* _Website and app data records_
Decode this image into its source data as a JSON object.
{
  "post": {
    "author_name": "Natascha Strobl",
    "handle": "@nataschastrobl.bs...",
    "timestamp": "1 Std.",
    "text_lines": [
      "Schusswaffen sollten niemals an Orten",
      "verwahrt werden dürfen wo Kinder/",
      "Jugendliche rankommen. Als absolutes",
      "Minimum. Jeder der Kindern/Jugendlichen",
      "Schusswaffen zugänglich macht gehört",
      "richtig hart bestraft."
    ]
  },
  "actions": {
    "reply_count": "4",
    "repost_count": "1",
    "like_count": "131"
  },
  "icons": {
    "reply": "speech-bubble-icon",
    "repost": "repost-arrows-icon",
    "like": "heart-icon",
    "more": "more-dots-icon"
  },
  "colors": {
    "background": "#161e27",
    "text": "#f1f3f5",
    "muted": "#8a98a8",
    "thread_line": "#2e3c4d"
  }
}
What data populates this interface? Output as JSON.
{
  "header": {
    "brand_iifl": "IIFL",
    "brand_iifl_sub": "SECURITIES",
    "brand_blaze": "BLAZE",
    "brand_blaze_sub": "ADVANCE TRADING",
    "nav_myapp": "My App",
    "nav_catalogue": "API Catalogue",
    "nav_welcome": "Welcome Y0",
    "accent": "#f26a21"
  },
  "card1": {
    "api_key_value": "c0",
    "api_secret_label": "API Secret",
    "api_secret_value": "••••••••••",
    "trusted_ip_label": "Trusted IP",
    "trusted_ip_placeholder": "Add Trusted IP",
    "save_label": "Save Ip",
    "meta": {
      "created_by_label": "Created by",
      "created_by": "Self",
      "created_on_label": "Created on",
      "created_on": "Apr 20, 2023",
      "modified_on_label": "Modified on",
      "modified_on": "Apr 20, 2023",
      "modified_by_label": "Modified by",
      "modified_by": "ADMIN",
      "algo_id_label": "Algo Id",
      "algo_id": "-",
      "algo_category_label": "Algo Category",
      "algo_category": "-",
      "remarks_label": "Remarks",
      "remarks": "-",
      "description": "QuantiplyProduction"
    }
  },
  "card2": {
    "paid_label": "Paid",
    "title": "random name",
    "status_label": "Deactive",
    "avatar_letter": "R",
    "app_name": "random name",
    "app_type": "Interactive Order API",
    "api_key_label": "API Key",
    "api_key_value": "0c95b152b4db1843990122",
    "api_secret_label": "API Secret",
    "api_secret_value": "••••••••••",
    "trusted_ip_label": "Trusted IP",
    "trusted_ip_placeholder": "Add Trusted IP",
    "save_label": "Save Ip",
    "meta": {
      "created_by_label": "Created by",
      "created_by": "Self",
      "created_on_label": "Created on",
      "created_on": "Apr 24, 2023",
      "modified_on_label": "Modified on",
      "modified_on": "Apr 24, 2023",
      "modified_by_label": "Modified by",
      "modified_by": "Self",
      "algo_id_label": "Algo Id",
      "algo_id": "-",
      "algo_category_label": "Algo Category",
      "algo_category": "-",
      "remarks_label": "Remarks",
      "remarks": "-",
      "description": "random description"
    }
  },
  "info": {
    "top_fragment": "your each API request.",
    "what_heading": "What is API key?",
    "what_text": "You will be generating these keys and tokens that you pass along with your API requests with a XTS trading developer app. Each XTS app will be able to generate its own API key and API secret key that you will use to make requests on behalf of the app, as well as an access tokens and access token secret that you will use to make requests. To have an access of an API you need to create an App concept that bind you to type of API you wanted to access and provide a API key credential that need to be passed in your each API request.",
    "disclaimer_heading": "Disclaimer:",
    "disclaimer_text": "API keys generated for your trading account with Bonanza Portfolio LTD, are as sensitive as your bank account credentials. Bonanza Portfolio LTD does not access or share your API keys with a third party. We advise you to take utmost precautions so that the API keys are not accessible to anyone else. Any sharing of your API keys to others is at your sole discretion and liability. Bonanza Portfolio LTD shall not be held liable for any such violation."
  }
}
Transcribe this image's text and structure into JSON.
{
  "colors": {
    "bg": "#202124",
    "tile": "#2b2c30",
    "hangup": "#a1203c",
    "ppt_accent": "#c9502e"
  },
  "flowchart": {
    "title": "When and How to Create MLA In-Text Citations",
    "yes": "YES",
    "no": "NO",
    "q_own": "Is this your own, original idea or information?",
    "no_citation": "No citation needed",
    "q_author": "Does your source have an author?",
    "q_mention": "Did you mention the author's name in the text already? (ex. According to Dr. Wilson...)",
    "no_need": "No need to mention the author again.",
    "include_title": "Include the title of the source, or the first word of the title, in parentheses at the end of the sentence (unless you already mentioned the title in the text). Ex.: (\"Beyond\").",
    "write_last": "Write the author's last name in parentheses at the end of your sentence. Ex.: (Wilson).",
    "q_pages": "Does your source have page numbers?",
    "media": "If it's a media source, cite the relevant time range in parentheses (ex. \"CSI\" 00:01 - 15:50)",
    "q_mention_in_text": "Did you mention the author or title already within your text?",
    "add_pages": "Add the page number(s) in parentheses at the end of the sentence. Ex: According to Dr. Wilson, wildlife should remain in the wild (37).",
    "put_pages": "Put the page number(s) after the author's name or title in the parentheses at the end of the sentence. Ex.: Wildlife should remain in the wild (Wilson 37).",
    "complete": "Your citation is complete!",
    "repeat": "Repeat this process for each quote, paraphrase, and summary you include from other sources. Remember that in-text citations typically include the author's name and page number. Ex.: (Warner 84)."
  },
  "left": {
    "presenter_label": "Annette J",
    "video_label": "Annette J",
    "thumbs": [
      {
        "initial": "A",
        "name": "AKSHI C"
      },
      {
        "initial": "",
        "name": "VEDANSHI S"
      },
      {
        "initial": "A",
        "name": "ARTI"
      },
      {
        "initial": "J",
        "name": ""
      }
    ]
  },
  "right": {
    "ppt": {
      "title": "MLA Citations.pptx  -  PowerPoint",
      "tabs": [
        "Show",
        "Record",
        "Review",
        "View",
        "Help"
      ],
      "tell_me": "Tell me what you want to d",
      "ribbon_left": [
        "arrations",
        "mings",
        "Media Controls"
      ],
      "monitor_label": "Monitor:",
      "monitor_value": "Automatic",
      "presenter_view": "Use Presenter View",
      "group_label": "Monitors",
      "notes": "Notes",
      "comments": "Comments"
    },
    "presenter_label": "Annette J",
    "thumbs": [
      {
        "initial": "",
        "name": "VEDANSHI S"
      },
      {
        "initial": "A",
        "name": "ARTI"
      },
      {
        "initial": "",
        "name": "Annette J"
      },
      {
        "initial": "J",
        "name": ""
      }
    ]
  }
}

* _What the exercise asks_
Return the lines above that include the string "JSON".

* _Answer for the task_
Decode this image into its source data as a JSON object.
What data populates this interface? Output as JSON.
Transcribe this image's text and structure into JSON.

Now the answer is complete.